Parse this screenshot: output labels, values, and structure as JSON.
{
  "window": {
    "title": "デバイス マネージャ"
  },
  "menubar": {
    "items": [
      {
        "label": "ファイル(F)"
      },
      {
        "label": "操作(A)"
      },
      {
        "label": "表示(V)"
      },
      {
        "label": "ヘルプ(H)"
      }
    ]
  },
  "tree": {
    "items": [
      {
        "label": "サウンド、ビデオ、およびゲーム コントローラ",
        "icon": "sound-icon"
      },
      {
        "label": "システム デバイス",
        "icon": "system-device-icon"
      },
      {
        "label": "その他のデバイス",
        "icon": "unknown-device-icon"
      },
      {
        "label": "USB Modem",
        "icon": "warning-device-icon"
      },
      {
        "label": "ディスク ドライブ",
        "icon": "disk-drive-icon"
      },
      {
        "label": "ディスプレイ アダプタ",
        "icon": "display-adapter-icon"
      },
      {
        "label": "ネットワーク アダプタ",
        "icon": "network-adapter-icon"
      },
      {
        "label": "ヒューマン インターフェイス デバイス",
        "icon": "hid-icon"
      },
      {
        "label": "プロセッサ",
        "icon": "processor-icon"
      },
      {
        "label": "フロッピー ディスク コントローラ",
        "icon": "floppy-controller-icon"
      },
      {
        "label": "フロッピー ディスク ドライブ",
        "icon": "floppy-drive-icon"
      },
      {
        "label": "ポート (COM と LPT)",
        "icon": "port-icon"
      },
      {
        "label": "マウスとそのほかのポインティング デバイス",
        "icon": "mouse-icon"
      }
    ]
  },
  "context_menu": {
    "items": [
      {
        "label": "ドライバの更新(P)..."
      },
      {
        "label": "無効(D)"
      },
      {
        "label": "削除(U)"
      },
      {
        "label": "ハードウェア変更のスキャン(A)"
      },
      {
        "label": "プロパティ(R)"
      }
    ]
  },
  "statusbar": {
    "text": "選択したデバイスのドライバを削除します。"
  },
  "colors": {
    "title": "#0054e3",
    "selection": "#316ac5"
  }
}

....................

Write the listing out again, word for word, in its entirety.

### Your response
Parse this screenshot: output labels, values, and structure as JSON.
{
  "window": {
    "title": "デバイス マネージャ"
  },
  "menubar": {
    "items": [
      {
        "label": "ファイル(F)"
      },
      {
        "label": "操作(A)"
      },
      {
        "label": "表示(V)"
      },
      {
        "label": "ヘルプ(H)"
      }
    ]
  },
  "tree": {
    "items": [
      {
        "label": "サウンド、ビデオ、およびゲーム コントローラ",
        "icon": "sound-icon"
      },
      {
        "label": "システム デバイス",
        "icon": "system-device-icon"
      },
      {
        "label": "その他のデバイス",
        "icon": "unknown-device-icon"
      },
      {
        "label": "USB Modem",
        "icon": "warning-device-icon"
      },
      {
        "label": "ディスク ドライブ",
        "icon": "disk-drive-icon"
      },
      {
        "label": "ディスプレイ アダプタ",
        "icon": "display-adapter-icon"
      },
      {
        "label": "ネットワーク アダプタ",
        "icon": "network-adapter-icon"
      },
      {
        "label": "ヒューマン インターフェイス デバイス",
        "icon": "hid-icon"
      },
      {
        "label": "プロセッサ",
        "icon": "processor-icon"
      },
      {
        "label": "フロッピー ディスク コントローラ",
        "icon": "floppy-controller-icon"
      },
      {
        "label": "フロッピー ディスク ドライブ",
        "icon": "floppy-drive-icon"
      },
      {
        "label": "ポート (COM と LPT)",
        "icon": "port-icon"
      },
      {
        "label": "マウスとそのほかのポインティング デバイス",
        "icon": "mouse-icon"
      }
    ]
  },
  "context_menu": {
    "items": [
      {
        "label": "ドライバの更新(P)..."
      },
      {
        "label": "無効(D)"
      },
      {
        "label": "削除(U)"
      },
      {
        "label": "ハードウェア変更のスキャン(A)"
      },
      {
        "label": "プロパティ(R)"
      }
    ]
  },
  "statusbar": {
    "text": "選択したデバイスのドライバを削除します。"
  },
  "colors": {
    "title": "#0054e3",
    "selection": "#316ac5"
  }
}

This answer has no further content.